    I think that all administrators feel your pain when it comes to the isolation factor. By being “connected” whether through your blog or twitter, you can ameliorate some of that but certainly not all of it. One way our school tries to address the issue is by having most all of our administrators still teaching in the classroom. Even our Head of School teaches a term course on the Civil War. The real connection with what is going on in the classroom and “in the trenches” goes a long way. Even if you can not teach a course, you might be able to offer to come in to a colleague’s classroom and do a guest lesson. The students and colleagues will appreciate seeing you as a teacher and not just an administrator. Keep fighting the good fight!

    • azjd

      Great ideas Scott. I really like the idea of doing some “guest lessons.” Not only would that be meaningful to our teachers, and students, but I know my best days are those where I spend the majority of my time with students.

      I appreciate you taking the time to read and post a comment. Thank you!

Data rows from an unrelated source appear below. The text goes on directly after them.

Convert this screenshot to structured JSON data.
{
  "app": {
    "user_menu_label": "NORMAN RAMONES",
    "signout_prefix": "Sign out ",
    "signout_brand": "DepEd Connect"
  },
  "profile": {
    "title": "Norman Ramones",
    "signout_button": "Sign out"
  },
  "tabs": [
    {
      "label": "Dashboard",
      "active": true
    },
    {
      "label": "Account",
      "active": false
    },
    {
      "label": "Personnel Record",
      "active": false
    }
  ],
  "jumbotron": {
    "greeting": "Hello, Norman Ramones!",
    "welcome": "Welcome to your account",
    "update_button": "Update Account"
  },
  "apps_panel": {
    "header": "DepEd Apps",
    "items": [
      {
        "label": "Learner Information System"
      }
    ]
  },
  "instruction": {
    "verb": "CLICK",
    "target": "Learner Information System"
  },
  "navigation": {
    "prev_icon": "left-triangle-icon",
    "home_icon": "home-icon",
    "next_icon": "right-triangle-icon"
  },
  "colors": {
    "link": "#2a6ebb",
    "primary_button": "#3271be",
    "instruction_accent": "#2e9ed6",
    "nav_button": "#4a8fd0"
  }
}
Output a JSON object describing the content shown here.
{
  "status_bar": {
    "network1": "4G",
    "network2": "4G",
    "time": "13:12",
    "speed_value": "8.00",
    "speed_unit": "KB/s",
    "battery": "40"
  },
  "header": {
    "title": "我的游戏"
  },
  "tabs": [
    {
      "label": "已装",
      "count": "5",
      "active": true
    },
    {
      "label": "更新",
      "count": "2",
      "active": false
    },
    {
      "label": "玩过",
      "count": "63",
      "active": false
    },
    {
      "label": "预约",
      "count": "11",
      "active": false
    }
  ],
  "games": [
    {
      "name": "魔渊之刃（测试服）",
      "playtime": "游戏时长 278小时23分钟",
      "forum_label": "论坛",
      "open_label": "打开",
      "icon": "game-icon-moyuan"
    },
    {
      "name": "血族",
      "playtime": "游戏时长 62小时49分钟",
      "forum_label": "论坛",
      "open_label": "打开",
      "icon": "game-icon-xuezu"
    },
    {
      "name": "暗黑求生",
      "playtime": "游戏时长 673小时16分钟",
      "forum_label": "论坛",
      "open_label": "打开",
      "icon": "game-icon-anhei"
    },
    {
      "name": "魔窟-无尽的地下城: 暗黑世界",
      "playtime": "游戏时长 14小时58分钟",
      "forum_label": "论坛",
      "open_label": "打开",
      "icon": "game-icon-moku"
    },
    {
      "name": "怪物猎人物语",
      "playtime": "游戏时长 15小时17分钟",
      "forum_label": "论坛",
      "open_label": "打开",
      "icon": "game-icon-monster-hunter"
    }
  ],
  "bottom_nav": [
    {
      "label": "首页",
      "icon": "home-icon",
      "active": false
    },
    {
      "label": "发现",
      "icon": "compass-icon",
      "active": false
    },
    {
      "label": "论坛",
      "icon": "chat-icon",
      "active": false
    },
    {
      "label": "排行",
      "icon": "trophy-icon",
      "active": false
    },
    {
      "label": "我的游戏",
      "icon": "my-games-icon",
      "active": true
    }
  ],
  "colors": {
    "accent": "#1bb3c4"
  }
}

  • Kyle Timms

    I am a single-administrator in a small school and have the same struggle. I get off my island by including my teacher-leaders in my school in as many decisions as possible, continually connecting with other single-admins across my district, and of course, starting my day with twitter.

    • azjd

      Thanks for the comment Kyle. I do have the advantage of having another administrator, so I can imagine that being in the building, on your own, would be a challenge. Great ideas for staying connected. Twitter is huge for me too!

  • Kelly Christopherson

    Being connected is one way that can help with not feeling so isolated. Twitter, blogging, google+, etc are all good ways to connect with others. Making connections with people outside your building and developing those relationships is one key to avoiding “isolationism” and it helps if you can bounce ideas, strategies, concerns, hopes and problems off some key people. Being an administrator for 13 years in a variety of schools both with and without a vp, the isolation/separation is always a part of what we do. During this time, I taught classes and coached which helped me to connect to students and was part of a variety of community groups in order to develop relationships outside of education. Ultimately, however, you have a very unique position that requires that you do have separation from those around you as, sometimes, you will need to make decisions based on “what is best for students” which may not be viewed as being best for adults! If you ever need to, drop me a twee at @kwhobbes or on google+. I don’t mind listening!

    • azjd

      Thanks for taking the time to read and post Kelly. Truly appreciated. I definitely rely heavily on my PLN, and the opportunity to reflect through blogging.

      I appreciate what you said about perhaps needing some separation in order to “make decisions based on what is best for students.” I definitely think that is true.

      We will definitely stay connected via Twitter. Have a great weekend!

%d bloggers like this: